Anyhow, that's my current thinking.  I haven't been updating the blog much lately, really because as the year has started to come to a close here I have overwhelmed myself with distractions and every day here has somehow seemed absolutely packed, though I have started wondering where the time goes, and started feeling that the days are passing faster than they used to.  I have found some things in the world that are profoundly meaningful to me, and I will keep going along this path as it opens up.  Sometimes it's easy to get distracted and sometimes it's easy to lose confidence, but to organize these ideas in writing brings me focus, like adjusting a telephoto lens.
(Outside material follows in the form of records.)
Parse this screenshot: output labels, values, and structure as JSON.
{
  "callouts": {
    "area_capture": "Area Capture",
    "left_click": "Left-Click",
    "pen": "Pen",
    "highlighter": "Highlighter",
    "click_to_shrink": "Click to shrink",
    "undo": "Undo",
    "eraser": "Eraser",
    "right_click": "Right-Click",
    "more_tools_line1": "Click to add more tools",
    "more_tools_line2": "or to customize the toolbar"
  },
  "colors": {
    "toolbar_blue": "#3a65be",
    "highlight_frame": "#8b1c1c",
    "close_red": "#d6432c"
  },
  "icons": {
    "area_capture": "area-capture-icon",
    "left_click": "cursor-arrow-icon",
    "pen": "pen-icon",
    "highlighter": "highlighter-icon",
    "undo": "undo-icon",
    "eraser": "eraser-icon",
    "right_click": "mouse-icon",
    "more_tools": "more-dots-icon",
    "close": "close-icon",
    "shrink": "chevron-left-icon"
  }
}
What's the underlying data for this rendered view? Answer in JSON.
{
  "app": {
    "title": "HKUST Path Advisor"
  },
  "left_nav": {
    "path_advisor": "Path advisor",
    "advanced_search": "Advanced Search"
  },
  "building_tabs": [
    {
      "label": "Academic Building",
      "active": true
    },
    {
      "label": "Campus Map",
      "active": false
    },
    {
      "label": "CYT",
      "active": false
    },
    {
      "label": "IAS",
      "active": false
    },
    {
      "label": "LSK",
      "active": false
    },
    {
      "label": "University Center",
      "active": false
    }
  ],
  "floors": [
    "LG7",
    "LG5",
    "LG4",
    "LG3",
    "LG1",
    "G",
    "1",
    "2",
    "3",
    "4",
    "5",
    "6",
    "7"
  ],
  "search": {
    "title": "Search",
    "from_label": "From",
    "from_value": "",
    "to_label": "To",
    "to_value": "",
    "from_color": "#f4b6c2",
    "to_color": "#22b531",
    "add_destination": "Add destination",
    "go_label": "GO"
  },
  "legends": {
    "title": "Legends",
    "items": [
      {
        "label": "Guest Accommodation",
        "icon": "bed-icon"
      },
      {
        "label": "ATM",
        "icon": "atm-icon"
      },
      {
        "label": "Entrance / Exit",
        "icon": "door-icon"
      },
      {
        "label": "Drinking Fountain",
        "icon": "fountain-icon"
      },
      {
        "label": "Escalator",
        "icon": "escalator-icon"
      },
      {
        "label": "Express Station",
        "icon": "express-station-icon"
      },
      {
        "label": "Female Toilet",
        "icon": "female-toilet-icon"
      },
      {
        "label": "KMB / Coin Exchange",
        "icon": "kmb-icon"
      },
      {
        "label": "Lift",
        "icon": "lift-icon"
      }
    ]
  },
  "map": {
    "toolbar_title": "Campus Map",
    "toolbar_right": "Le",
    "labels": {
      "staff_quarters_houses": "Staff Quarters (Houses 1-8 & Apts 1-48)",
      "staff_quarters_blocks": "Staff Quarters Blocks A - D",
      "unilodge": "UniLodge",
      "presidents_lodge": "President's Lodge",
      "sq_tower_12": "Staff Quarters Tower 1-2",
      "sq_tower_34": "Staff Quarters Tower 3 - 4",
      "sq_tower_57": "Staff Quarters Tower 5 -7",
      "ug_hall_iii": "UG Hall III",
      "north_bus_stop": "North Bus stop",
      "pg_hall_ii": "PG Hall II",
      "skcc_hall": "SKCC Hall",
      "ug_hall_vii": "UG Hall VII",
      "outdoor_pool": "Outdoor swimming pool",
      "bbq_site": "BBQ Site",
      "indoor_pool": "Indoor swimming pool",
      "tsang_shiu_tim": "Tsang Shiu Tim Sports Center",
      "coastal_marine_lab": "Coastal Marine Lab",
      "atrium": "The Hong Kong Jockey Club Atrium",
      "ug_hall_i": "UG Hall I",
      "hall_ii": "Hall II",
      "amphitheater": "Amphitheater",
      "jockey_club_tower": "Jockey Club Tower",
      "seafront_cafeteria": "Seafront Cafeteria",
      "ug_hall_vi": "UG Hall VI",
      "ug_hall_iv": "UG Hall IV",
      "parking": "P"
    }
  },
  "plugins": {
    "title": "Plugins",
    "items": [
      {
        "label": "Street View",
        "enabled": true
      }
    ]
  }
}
In nine months from now, I'll be a 社会人, a member of society, a full adult.  I'll graduate in May and I'm planning to go to Europe for a couple of months, and then after that maybe work as staff on board a sailing school vessel before going back to live in Japan for another year, before probably settling in the US somewhere and maybe looking at grad school perhaps somewhere down the line.  I don't know what I'll end up "doing" with my life, and for now I'm still sort of taking things as they come.  The contacts I've amassed generally fall into a sort of "media" category, and despite my interest in science early in life, the prospect of travel and culture and worldwide opportunity proved too good to pass up.  Now I speak conversational Russian and Japanese, I have a radio show again, two part time jobs in Boston, acquaintances and friends, contacts in business, and in nine months a university degree.  Whatever I do, I'd like it to have some sort of international flair.

But I need to have a home.
And if I go somewhere away from that home, I want to know, to be sure, that I'll come back.  I'm tired of disconnect and uncertainty and ambiguity.  Seeing the world has given me valuable perspective, the kind of perspective that cannot be manufactured, and I've learned that I will make my home through my own power.  I've realized a great many things about myself, and I feel a much stronger desire to be somewhere and make something, to contribute rather than absorb.

It's not so far ahead as it used to be.  I feel older, and the days are passing faster.  Life is short and precious, and I have come to see through more mature eyes how I might make the most of it.  I want to be somewhere, to belong somewhere, and soon enough I will no longer be bound by these educational imperatives.  Soon enough I'll really be out there, but part of me already is.

It's a dark night in LA now, and I can hear the freeway.